╭─ Available data

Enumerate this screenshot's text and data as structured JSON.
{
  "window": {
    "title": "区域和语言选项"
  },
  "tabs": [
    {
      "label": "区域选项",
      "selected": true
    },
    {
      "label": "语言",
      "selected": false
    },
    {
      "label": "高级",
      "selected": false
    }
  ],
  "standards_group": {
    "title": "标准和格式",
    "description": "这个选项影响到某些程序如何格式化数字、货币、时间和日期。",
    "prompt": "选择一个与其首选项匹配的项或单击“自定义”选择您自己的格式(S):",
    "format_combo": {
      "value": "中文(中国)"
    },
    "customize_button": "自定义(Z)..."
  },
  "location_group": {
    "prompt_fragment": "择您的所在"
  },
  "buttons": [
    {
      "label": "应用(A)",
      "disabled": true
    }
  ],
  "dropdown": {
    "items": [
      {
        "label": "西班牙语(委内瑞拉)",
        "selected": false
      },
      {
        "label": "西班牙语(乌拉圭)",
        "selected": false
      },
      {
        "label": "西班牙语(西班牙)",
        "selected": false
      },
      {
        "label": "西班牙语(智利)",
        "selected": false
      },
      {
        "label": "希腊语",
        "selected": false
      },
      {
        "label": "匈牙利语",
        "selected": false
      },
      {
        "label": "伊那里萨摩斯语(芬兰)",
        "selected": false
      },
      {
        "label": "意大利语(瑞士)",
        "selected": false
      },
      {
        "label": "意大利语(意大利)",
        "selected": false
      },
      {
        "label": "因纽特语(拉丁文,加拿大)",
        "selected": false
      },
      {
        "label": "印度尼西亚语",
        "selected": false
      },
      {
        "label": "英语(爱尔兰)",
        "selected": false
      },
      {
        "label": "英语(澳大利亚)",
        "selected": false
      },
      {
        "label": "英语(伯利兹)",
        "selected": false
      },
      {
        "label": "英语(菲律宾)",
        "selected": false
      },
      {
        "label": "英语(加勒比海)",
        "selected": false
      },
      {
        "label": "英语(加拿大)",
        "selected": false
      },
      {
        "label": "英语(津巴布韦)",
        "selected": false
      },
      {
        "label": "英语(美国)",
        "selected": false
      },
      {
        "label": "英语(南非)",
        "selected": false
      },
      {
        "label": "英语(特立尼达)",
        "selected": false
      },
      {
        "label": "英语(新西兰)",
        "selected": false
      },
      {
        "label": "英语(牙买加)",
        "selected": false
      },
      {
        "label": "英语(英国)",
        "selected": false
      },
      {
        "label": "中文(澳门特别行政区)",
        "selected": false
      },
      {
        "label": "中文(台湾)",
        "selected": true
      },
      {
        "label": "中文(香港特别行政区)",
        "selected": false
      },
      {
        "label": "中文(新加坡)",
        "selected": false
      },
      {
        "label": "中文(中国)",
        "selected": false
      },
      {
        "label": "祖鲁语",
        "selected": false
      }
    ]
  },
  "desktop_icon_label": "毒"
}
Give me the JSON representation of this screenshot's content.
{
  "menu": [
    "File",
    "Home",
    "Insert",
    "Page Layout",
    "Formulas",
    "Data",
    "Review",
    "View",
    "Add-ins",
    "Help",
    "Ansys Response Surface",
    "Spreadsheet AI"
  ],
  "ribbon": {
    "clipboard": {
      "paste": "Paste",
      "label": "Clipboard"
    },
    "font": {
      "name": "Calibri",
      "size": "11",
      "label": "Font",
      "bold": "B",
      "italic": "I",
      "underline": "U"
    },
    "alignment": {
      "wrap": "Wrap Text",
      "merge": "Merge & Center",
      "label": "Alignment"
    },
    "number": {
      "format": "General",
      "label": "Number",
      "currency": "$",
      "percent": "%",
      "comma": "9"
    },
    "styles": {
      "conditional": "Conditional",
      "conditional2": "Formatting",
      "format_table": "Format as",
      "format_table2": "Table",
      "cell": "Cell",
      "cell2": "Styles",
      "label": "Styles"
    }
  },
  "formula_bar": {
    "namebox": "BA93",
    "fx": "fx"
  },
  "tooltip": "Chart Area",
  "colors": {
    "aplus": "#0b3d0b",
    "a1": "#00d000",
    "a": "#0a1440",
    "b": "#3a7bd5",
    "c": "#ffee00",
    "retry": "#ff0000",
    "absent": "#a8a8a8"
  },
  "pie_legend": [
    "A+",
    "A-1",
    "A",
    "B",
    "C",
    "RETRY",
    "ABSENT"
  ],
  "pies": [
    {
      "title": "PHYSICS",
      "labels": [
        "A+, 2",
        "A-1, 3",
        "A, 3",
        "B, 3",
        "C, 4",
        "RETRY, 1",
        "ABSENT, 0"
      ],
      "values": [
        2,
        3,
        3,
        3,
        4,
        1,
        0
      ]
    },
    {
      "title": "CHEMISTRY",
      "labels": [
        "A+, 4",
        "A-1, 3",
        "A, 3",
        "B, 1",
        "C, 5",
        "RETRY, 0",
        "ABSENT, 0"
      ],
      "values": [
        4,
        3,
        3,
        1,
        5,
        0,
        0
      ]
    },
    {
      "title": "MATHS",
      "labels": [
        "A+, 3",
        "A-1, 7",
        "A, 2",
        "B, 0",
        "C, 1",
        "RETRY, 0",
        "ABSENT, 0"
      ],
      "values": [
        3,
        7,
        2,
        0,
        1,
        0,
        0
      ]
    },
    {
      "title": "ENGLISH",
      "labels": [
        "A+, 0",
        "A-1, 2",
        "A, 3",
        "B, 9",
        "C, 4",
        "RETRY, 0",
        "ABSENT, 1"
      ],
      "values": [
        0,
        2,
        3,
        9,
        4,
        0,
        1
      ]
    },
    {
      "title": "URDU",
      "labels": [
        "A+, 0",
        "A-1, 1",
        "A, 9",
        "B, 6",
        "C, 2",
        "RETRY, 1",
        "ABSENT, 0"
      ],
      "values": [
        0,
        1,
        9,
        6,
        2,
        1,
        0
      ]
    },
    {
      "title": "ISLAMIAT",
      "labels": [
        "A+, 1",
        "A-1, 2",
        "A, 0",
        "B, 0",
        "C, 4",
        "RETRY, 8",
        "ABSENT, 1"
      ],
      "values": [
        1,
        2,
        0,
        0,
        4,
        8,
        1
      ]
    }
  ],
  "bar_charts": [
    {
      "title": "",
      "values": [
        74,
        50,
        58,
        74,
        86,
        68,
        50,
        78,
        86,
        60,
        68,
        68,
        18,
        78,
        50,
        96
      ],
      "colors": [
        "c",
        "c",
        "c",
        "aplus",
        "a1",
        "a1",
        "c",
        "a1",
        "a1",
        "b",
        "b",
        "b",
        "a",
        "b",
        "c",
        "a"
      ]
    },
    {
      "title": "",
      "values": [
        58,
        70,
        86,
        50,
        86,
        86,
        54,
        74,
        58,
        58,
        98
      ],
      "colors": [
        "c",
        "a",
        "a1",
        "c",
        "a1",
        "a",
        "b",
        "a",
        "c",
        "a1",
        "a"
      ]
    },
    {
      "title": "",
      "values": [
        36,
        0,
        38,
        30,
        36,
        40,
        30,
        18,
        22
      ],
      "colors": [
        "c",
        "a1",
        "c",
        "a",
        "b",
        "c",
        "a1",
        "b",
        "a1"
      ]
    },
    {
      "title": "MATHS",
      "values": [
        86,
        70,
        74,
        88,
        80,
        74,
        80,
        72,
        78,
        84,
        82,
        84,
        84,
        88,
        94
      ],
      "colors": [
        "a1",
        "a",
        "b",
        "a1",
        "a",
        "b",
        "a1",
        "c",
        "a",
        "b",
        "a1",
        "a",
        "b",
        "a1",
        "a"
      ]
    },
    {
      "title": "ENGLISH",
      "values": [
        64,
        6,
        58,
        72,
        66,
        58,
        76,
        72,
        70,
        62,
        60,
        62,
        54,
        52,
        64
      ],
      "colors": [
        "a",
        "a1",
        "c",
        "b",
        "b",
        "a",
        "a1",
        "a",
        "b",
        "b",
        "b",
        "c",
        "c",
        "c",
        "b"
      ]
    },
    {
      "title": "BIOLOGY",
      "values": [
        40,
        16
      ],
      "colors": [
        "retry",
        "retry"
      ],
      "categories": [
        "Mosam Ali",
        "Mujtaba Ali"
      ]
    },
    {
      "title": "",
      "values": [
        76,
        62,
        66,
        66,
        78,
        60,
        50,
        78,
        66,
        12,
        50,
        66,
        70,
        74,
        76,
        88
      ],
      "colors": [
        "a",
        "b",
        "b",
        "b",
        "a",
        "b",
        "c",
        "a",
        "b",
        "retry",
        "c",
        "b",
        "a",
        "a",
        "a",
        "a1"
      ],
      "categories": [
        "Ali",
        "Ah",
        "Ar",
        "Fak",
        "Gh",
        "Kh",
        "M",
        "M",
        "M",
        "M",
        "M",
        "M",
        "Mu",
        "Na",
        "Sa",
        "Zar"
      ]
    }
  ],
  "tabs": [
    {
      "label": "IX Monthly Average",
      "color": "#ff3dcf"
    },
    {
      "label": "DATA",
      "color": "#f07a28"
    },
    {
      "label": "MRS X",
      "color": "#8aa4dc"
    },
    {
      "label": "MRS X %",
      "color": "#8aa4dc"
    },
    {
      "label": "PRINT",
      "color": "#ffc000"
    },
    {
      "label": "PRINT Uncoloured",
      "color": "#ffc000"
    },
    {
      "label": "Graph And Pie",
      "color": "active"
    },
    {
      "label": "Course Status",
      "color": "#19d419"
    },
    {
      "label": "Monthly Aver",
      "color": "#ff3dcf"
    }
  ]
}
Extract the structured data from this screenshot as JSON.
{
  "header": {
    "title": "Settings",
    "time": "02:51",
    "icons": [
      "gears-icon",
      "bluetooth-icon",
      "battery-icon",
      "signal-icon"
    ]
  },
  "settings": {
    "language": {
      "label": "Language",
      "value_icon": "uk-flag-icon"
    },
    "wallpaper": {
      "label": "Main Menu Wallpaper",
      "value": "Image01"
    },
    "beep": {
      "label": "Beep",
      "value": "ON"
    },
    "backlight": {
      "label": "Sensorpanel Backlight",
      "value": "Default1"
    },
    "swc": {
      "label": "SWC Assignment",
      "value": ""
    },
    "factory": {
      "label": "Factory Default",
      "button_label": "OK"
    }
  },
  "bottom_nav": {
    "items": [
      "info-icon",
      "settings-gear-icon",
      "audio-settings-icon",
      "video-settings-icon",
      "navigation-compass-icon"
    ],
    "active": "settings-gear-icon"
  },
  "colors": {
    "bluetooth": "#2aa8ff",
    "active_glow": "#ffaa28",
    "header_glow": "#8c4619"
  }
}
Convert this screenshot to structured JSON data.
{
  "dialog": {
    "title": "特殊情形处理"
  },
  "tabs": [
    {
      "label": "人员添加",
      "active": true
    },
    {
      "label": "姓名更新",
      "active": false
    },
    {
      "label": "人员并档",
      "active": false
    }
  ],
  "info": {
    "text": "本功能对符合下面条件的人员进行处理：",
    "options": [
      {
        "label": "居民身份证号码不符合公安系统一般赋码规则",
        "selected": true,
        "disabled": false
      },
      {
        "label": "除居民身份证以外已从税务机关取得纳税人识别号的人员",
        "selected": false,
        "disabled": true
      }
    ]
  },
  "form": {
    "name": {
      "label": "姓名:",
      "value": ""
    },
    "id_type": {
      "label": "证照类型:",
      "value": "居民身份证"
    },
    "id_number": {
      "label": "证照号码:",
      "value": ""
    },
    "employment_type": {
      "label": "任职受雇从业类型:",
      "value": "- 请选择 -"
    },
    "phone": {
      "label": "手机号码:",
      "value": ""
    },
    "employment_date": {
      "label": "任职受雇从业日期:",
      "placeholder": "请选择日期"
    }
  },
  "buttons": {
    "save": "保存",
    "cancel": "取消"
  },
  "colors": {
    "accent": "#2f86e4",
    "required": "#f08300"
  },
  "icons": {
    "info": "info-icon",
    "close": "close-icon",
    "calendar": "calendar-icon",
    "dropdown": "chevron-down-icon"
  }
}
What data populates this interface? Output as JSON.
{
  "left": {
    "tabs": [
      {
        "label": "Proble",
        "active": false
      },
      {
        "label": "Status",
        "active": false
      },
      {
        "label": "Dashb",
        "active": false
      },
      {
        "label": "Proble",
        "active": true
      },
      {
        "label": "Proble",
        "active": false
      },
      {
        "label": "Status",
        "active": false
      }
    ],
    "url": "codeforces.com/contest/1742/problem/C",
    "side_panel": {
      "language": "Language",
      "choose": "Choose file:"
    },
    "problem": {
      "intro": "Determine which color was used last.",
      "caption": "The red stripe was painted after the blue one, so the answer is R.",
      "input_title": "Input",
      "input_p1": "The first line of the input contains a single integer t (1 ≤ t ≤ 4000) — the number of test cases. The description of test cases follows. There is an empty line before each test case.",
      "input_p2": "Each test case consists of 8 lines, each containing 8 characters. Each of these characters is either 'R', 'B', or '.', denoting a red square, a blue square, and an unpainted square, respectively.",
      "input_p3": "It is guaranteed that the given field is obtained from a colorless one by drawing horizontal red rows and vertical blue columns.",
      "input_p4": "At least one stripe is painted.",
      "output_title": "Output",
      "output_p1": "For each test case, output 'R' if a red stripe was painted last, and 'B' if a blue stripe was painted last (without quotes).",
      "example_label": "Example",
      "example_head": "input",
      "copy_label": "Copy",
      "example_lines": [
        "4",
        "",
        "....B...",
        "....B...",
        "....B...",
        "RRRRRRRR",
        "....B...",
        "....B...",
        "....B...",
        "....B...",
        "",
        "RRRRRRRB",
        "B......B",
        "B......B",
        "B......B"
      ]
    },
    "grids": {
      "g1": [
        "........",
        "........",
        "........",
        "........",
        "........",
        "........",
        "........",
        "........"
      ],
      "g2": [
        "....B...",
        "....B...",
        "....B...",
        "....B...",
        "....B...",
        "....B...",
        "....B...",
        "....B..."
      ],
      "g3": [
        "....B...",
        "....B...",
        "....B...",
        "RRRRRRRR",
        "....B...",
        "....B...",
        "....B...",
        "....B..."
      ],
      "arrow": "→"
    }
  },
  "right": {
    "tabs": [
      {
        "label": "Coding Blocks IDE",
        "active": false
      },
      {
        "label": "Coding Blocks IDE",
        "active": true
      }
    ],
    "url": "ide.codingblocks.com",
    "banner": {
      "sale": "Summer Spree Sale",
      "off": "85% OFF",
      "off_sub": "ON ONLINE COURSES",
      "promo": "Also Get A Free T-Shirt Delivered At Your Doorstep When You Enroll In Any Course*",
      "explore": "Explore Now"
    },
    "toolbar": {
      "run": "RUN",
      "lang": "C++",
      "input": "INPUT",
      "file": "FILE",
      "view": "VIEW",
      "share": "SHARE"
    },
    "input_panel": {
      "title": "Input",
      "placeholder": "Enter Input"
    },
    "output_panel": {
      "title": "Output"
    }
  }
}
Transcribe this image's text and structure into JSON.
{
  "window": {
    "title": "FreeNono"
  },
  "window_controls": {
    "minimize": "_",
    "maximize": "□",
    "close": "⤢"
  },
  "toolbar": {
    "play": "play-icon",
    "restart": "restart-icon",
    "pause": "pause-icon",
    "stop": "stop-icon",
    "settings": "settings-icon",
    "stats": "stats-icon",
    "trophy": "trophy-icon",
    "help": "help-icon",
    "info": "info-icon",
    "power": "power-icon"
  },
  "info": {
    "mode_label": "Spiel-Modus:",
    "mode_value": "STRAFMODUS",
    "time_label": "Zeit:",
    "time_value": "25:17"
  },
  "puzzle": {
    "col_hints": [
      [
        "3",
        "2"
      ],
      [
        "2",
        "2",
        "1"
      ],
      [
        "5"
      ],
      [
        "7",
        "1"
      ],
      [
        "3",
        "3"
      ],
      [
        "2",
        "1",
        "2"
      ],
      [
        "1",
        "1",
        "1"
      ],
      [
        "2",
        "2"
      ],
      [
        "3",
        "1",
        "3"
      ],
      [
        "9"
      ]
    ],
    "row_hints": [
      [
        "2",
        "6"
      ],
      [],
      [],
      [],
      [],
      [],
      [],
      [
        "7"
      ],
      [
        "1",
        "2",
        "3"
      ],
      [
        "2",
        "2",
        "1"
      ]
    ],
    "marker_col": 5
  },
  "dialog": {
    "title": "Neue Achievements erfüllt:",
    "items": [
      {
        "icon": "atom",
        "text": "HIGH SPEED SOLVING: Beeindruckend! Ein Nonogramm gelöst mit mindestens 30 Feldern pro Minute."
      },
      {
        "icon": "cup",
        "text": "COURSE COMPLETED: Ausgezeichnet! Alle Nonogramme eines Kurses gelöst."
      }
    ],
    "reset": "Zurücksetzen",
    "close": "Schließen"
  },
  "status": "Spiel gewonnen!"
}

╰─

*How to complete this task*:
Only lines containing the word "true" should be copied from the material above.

*Result*:
      "selected": true
      "disabled": true
        "selected": true
      "active": true
        "selected": true,
        "disabled": true
        "active": true
        "active": true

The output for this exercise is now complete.